> _DESCRIPTION OF THE TASK_:
Please reproduce every record, keeping each one exactly as written.

[PROVIDED MATERIAL — start]

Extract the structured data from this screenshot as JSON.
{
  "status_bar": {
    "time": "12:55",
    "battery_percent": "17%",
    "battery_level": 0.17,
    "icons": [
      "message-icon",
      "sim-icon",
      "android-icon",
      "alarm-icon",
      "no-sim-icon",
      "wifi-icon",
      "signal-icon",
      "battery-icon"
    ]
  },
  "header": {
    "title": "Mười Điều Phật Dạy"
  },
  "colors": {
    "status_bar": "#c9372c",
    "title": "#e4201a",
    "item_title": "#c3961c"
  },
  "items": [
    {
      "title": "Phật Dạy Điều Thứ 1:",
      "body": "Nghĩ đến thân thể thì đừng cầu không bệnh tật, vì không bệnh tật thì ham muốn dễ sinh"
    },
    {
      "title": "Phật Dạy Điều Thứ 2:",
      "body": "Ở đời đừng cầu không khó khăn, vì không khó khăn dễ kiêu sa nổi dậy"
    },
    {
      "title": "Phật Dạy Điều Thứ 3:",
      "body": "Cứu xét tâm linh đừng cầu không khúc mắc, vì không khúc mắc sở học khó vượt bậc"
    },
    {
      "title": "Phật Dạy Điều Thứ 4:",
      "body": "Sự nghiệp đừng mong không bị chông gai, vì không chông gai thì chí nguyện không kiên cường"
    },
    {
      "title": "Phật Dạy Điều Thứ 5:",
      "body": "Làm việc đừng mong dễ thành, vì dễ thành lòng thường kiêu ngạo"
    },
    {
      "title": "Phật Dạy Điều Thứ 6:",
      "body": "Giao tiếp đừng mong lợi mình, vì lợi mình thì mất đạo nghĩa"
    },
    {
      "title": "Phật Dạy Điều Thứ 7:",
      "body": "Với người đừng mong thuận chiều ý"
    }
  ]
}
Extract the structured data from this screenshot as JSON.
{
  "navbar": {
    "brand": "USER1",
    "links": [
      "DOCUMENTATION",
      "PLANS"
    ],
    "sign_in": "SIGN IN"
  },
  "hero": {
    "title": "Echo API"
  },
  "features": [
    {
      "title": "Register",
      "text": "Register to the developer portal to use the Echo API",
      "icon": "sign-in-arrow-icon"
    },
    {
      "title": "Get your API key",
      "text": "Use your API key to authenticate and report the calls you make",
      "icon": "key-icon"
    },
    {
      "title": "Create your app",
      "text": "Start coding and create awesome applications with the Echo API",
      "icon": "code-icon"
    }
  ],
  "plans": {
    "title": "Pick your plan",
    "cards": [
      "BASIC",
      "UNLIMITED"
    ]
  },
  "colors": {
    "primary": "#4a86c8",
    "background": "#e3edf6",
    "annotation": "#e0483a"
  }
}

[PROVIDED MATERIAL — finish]

> _OUTPUT BELOW_:
Extract the structured data from this screenshot as JSON.
{
  "status_bar": {
    "time": "12:55",
    "battery_percent": "17%",
    "battery_level": 0.17,
    "icons": [
      "message-icon",
      "sim-icon",
      "android-icon",
      "alarm-icon",
      "no-sim-icon",
      "wifi-icon",
      "signal-icon",
      "battery-icon"
    ]
  },
  "header": {
    "title": "Mười Điều Phật Dạy"
  },
  "colors": {
    "status_bar": "#c9372c",
    "title": "#e4201a",
    "item_title": "#c3961c"
  },
  "items": [
    {
      "title": "Phật Dạy Điều Thứ 1:",
      "body": "Nghĩ đến thân thể thì đừng cầu không bệnh tật, vì không bệnh tật thì ham muốn dễ sinh"
    },
    {
      "title": "Phật Dạy Điều Thứ 2:",
      "body": "Ở đời đừng cầu không khó khăn, vì không khó khăn dễ kiêu sa nổi dậy"
    },
    {
      "title": "Phật Dạy Điều Thứ 3:",
      "body": "Cứu xét tâm linh đừng cầu không khúc mắc, vì không khúc mắc sở học khó vượt bậc"
    },
    {
      "title": "Phật Dạy Điều Thứ 4:",
      "body": "Sự nghiệp đừng mong không bị chông gai, vì không chông gai thì chí nguyện không kiên cường"
    },
    {
      "title": "Phật Dạy Điều Thứ 5:",
      "body": "Làm việc đừng mong dễ thành, vì dễ thành lòng thường kiêu ngạo"
    },
    {
      "title": "Phật Dạy Điều Thứ 6:",
      "body": "Giao tiếp đừng mong lợi mình, vì lợi mình thì mất đạo nghĩa"
    },
    {
      "title": "Phật Dạy Điều Thứ 7:",
      "body": "Với người đừng mong thuận chiều ý"
    }
  ]
}
Extract the structured data from this screenshot as JSON.
{
  "navbar": {
    "brand": "USER1",
    "links": [
      "DOCUMENTATION",
      "PLANS"
    ],
    "sign_in": "SIGN IN"
  },
  "hero": {
    "title": "Echo API"
  },
  "features": [
    {
      "title": "Register",
      "text": "Register to the developer portal to use the Echo API",
      "icon": "sign-in-arrow-icon"
    },
    {
      "title": "Get your API key",
      "text": "Use your API key to authenticate and report the calls you make",
      "icon": "key-icon"
    },
    {
      "title": "Create your app",
      "text": "Start coding and create awesome applications with the Echo API",
      "icon": "code-icon"
    }
  ],
  "plans": {
    "title": "Pick your plan",
    "cards": [
      "BASIC",
      "UNLIMITED"
    ]
  },
  "colors": {
    "primary": "#4a86c8",
    "background": "#e3edf6",
    "annotation": "#e0483a"
  }
}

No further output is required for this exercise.